Going line by line through the records below, count those with the word "Windows" and give only the count.

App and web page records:
════════════════════

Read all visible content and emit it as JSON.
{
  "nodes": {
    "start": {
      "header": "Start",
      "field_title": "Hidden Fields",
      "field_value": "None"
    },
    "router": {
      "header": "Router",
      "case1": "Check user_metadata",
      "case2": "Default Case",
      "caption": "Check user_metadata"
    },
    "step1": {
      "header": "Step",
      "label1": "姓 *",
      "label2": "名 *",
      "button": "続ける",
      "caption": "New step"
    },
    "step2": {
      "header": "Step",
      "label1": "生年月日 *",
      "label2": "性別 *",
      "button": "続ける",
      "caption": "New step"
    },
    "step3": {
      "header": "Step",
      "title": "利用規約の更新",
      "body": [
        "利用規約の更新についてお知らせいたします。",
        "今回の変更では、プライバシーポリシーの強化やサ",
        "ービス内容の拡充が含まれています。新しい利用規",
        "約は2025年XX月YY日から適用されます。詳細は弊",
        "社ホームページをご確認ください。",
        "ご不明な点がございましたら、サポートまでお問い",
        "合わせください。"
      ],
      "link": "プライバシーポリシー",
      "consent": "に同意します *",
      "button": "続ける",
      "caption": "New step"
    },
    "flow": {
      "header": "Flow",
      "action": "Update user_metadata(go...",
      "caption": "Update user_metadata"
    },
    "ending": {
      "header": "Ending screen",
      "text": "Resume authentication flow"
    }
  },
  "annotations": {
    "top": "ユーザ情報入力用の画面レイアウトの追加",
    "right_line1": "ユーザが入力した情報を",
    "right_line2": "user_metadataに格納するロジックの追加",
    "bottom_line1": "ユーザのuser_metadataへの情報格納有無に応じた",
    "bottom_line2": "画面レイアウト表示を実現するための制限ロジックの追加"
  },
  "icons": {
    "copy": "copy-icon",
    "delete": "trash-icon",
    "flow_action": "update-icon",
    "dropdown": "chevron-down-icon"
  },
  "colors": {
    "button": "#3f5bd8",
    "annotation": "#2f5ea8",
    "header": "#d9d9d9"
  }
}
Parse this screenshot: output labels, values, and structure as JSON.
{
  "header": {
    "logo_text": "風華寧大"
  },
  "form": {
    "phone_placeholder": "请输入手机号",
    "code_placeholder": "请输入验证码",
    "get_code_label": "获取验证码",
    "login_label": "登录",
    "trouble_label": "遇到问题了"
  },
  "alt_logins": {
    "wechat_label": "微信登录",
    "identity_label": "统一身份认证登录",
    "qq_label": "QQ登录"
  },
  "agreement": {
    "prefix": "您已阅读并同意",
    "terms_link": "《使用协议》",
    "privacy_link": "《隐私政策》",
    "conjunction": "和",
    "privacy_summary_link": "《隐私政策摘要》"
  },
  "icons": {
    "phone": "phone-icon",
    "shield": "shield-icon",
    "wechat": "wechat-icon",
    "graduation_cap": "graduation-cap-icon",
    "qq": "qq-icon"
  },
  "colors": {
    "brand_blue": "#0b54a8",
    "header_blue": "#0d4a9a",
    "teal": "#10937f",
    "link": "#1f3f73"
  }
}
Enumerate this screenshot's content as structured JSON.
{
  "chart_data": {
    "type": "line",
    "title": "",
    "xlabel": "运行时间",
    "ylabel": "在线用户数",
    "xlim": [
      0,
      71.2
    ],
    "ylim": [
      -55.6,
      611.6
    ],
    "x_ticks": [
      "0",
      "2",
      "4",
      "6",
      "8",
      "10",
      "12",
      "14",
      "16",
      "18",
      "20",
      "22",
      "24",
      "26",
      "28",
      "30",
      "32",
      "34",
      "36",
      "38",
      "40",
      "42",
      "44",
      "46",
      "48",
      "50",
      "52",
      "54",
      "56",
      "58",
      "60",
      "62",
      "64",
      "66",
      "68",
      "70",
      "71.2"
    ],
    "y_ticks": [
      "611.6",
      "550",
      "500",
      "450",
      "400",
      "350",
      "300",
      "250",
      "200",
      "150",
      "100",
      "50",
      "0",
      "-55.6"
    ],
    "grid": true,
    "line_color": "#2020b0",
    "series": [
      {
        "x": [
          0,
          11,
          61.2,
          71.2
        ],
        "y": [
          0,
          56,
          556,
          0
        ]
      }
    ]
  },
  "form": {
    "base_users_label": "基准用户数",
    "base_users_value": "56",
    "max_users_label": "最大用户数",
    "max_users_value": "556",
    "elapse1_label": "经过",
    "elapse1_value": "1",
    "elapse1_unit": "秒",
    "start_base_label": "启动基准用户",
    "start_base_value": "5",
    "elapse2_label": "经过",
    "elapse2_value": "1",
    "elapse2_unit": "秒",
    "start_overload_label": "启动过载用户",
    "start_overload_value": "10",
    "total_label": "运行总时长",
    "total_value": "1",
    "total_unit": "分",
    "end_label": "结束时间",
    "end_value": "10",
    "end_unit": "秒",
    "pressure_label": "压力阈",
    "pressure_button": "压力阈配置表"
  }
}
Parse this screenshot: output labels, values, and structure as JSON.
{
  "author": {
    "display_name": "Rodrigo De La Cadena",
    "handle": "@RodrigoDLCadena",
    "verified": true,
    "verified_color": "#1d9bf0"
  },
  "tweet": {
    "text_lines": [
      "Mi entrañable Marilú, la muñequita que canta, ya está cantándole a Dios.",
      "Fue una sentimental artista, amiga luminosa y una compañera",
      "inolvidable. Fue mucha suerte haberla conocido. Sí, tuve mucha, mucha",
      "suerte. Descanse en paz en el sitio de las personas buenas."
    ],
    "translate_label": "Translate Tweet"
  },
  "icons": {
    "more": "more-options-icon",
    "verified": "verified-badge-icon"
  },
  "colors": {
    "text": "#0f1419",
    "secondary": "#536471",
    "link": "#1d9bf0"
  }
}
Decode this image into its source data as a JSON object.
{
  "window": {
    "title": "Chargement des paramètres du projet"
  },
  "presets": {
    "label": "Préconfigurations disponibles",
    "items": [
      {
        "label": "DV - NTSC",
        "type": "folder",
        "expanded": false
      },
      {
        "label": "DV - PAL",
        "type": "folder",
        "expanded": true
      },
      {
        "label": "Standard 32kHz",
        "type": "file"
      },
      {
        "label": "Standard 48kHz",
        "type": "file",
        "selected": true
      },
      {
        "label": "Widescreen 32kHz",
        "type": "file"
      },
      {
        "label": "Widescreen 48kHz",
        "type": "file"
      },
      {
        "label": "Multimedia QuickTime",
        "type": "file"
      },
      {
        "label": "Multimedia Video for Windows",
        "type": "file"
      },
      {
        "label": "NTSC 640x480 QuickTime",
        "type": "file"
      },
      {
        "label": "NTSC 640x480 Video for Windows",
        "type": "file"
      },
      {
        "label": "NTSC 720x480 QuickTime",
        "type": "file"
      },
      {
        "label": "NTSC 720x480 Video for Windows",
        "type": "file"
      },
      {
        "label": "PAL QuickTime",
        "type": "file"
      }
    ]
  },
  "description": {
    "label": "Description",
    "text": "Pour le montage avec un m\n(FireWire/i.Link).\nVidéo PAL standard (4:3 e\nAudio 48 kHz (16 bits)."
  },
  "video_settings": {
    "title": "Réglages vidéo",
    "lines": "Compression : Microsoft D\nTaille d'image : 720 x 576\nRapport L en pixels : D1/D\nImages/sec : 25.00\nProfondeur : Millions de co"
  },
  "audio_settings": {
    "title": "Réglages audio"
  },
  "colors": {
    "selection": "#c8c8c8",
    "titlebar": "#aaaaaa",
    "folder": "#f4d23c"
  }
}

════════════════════

> **Output below**: 3